• WHAT TO WORK ON:
Search the data below for the string "云骑士收集" and copy all lines where it shows up.

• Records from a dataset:
*** Block opens ***

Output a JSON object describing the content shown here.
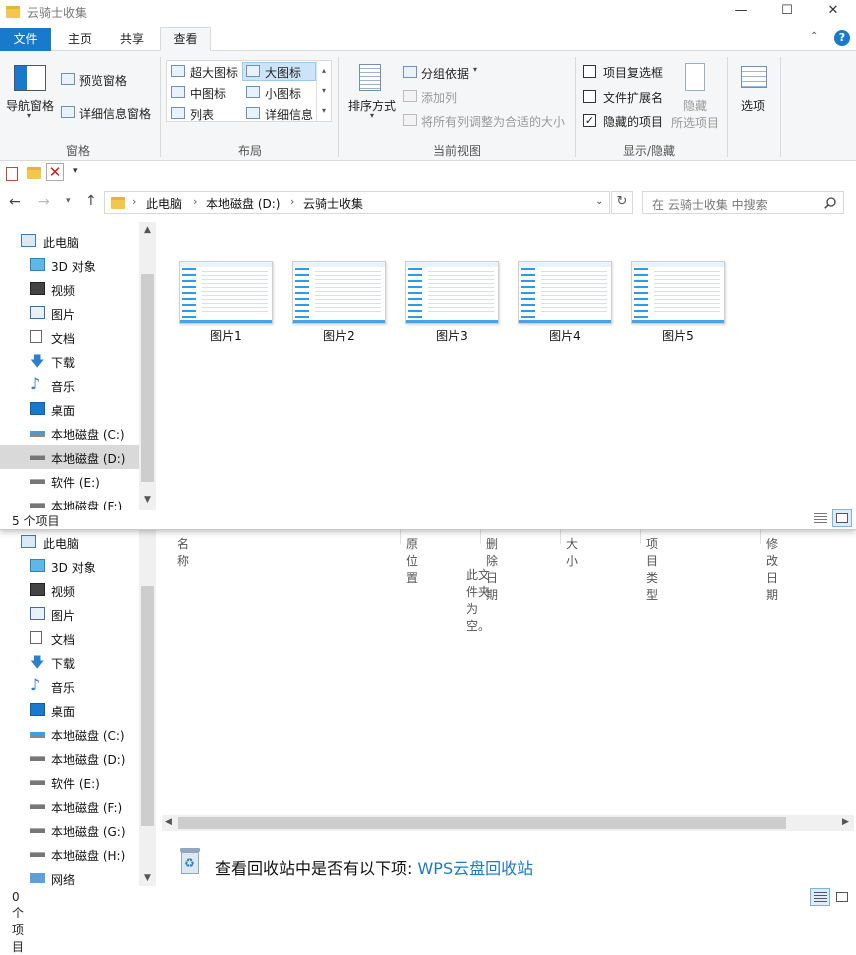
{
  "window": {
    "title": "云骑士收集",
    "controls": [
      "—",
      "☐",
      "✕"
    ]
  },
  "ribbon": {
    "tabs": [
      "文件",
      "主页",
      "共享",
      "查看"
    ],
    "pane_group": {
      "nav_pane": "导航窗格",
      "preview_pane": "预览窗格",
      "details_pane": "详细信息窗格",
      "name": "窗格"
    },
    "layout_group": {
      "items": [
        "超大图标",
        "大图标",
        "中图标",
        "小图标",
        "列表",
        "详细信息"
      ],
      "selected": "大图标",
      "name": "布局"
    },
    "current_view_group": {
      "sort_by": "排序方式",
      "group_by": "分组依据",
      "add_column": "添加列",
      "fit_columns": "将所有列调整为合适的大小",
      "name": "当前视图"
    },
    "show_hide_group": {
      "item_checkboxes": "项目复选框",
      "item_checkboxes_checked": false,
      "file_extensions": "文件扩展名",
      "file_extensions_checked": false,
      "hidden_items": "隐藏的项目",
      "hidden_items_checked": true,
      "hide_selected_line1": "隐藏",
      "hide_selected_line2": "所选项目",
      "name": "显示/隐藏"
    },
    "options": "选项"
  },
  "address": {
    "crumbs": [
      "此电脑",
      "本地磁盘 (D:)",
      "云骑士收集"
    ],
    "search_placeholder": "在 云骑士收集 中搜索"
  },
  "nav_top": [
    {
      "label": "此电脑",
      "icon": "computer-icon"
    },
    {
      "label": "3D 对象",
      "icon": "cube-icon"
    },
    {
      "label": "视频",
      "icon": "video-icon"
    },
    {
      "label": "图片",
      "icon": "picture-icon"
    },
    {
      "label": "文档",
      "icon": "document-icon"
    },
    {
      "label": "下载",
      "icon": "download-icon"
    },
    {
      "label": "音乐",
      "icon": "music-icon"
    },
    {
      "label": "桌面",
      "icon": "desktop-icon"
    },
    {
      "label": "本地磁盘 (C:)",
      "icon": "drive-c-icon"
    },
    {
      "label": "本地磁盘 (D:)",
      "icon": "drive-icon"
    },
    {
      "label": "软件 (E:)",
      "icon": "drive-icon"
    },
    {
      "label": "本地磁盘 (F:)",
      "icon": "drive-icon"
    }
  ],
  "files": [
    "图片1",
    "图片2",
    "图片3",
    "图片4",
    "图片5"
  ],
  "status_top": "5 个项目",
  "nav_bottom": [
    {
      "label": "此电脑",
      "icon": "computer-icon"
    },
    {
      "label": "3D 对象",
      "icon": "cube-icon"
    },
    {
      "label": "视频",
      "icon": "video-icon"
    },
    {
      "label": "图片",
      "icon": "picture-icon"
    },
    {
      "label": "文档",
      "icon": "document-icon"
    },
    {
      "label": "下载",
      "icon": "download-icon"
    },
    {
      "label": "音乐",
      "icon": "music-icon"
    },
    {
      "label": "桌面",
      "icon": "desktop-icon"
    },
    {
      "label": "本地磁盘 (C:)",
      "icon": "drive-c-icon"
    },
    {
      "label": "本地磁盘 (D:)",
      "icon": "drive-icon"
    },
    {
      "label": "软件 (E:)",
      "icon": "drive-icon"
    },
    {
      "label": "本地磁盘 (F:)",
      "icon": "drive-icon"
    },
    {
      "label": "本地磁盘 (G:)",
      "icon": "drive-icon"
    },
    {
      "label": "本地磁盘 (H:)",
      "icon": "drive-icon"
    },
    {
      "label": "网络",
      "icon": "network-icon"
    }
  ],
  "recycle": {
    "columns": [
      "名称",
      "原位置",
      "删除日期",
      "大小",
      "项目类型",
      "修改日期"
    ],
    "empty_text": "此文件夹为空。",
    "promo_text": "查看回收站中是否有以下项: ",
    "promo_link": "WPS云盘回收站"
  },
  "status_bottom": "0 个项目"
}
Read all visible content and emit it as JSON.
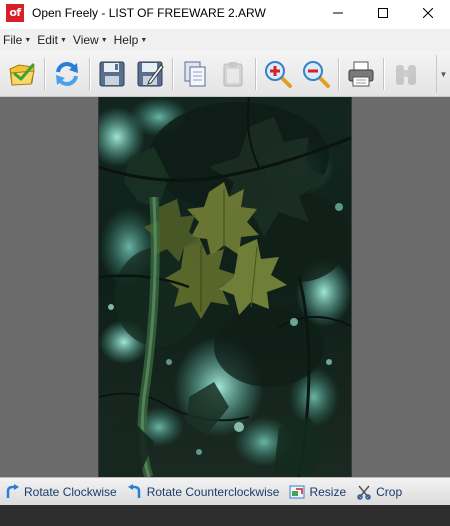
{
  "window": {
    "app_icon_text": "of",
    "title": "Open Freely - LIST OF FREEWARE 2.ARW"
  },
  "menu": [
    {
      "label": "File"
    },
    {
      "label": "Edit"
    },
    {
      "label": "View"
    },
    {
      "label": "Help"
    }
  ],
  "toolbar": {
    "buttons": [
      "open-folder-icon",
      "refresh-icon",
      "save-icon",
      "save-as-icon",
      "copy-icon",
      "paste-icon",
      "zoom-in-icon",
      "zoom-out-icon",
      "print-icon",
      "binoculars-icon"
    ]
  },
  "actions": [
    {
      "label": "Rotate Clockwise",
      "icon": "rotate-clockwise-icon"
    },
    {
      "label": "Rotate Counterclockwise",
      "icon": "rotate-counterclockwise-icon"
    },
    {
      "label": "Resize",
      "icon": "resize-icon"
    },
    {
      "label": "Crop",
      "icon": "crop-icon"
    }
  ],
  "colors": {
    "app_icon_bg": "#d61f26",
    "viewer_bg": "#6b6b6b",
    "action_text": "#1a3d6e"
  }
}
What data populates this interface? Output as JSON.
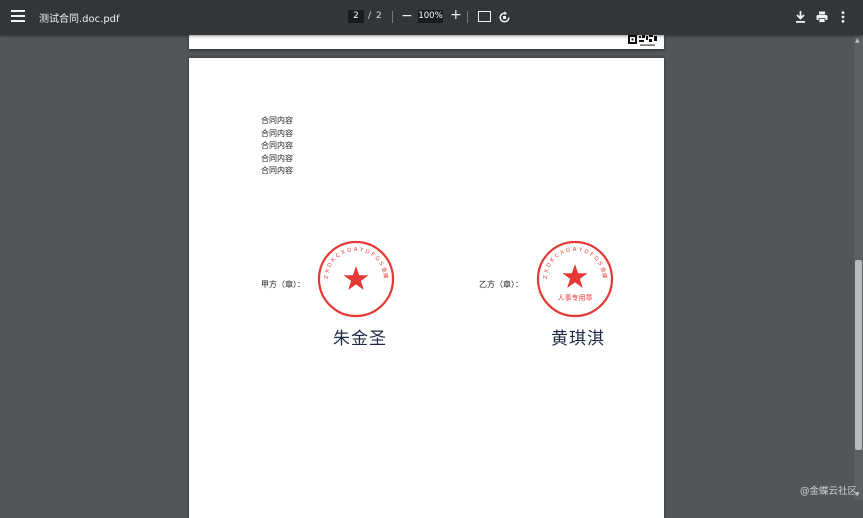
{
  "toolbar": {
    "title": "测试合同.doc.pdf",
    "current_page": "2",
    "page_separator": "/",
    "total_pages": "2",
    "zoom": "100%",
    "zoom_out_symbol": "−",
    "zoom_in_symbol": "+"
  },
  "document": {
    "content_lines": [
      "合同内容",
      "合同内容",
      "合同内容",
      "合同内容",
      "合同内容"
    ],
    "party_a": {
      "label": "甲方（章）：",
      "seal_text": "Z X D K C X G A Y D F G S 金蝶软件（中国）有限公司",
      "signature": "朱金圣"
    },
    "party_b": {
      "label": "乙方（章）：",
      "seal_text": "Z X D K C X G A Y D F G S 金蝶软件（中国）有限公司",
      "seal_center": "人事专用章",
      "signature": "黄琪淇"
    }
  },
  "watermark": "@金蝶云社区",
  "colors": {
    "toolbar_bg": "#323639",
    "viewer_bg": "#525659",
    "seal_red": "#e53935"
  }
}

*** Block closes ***

• FINAL ANSWER:
    "title": "云骑士收集",
      "云骑士收集"
    "search_placeholder": "在 云骑士收集 中搜索"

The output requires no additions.